Instructions to follow: Restate the data word for word. Leave the pictures out.

Content starts

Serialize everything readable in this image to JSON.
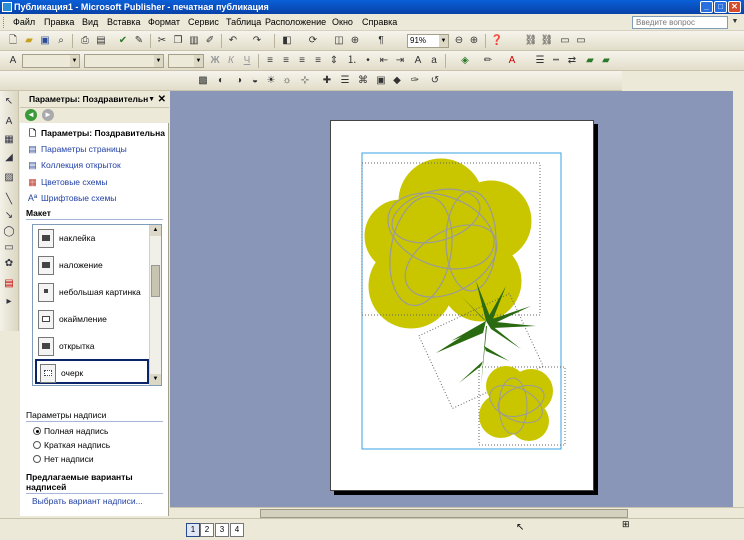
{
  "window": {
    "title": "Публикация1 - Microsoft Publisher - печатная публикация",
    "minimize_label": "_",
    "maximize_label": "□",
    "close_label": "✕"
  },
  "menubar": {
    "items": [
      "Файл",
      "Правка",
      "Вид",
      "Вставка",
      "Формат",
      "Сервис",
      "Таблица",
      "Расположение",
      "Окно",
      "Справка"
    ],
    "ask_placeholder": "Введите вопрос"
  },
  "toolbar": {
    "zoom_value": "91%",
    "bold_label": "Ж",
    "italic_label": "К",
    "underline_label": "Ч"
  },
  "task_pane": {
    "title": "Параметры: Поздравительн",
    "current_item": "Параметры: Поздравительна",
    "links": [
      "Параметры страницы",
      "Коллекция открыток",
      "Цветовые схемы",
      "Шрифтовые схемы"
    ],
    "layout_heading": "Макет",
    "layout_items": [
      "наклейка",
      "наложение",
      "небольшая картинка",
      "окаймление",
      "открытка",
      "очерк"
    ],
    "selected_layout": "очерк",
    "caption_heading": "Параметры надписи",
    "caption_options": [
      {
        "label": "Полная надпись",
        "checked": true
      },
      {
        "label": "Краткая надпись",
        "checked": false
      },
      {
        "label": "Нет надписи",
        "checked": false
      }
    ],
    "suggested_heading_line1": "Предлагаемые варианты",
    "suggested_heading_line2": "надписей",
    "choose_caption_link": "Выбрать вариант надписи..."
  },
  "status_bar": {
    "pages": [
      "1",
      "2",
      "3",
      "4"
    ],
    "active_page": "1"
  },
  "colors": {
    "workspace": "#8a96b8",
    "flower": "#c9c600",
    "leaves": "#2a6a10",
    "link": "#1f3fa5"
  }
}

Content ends

Answer for the task:
Serialize everything readable in this image to JSON.
{
  "window": {
    "title": "Публикация1 - Microsoft Publisher - печатная публикация",
    "minimize_label": "_",
    "maximize_label": "□",
    "close_label": "✕"
  },
  "menubar": {
    "items": [
      "Файл",
      "Правка",
      "Вид",
      "Вставка",
      "Формат",
      "Сервис",
      "Таблица",
      "Расположение",
      "Окно",
      "Справка"
    ],
    "ask_placeholder": "Введите вопрос"
  },
  "toolbar": {
    "zoom_value": "91%",
    "bold_label": "Ж",
    "italic_label": "К",
    "underline_label": "Ч"
  },
  "task_pane": {
    "title": "Параметры: Поздравительн",
    "current_item": "Параметры: Поздравительна",
    "links": [
      "Параметры страницы",
      "Коллекция открыток",
      "Цветовые схемы",
      "Шрифтовые схемы"
    ],
    "layout_heading": "Макет",
    "layout_items": [
      "наклейка",
      "наложение",
      "небольшая картинка",
      "окаймление",
      "открытка",
      "очерк"
    ],
    "selected_layout": "очерк",
    "caption_heading": "Параметры надписи",
    "caption_options": [
      {
        "label": "Полная надпись",
        "checked": true
      },
      {
        "label": "Краткая надпись",
        "checked": false
      },
      {
        "label": "Нет надписи",
        "checked": false
      }
    ],
    "suggested_heading_line1": "Предлагаемые варианты",
    "suggested_heading_line2": "надписей",
    "choose_caption_link": "Выбрать вариант надписи..."
  },
  "status_bar": {
    "pages": [
      "1",
      "2",
      "3",
      "4"
    ],
    "active_page": "1"
  },
  "colors": {
    "workspace": "#8a96b8",
    "flower": "#c9c600",
    "leaves": "#2a6a10",
    "link": "#1f3fa5"
  }
}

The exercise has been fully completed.